What you should do
Find every line in the records below that contains "name", and copy it.

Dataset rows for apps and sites
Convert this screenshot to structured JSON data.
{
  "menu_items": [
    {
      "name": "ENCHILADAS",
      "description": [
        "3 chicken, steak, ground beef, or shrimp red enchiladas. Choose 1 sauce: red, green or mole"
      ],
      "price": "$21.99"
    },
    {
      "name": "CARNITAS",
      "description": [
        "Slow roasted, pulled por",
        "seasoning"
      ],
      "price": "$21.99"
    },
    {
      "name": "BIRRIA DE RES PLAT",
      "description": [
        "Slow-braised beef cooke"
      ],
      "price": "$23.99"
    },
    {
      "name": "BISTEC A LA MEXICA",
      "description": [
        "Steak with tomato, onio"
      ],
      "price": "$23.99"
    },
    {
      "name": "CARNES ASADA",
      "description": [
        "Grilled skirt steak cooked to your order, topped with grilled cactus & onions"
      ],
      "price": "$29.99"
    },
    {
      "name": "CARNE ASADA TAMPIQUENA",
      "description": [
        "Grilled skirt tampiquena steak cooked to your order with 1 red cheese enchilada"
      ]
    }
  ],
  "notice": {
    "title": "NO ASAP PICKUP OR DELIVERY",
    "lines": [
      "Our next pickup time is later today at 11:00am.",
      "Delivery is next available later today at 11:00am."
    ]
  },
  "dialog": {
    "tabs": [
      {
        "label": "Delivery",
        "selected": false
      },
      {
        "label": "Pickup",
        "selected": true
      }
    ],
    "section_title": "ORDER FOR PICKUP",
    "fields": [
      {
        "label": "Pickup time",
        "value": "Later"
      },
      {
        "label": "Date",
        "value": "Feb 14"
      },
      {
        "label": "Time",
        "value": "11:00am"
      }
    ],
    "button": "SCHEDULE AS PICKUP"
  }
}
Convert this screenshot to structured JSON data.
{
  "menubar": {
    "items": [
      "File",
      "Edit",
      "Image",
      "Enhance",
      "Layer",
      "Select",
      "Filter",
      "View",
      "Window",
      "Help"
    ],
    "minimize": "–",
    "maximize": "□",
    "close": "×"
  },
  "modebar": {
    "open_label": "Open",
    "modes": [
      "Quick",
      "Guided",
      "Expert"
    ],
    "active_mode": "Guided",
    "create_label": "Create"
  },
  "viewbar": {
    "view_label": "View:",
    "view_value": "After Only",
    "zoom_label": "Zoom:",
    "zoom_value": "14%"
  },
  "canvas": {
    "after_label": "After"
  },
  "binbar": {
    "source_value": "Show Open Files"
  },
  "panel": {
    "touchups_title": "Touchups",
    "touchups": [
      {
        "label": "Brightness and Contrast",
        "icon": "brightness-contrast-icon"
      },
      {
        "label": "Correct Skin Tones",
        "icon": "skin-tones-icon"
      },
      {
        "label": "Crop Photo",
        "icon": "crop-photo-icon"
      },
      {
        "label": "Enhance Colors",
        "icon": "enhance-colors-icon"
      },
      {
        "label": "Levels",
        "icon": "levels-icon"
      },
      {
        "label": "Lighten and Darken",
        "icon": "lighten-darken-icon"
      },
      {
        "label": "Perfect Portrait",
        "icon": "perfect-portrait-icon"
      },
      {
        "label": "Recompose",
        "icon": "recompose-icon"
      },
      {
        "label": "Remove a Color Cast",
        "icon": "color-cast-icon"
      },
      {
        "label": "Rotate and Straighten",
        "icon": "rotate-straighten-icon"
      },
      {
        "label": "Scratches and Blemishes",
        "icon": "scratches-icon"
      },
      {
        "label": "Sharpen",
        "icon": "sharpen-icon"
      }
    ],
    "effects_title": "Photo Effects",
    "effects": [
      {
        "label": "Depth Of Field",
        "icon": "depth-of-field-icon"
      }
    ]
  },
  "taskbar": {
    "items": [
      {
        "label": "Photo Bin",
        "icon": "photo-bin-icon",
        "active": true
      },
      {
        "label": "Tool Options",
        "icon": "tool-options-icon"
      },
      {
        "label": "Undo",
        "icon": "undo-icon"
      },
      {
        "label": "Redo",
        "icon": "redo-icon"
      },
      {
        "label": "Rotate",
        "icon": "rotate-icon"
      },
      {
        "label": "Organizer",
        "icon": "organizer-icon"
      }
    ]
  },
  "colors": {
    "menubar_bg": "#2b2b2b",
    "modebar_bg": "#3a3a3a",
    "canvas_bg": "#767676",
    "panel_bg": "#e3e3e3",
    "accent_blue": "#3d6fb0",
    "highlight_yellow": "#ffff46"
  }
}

Task answer
      "name": "ENCHILADAS",
      "name": "CARNITAS",
      "name": "BIRRIA DE RES PLAT",
      "name": "BISTEC A LA MEXICA",
      "name": "CARNES ASADA",
      "name": "CARNE ASADA TAMPIQUENA",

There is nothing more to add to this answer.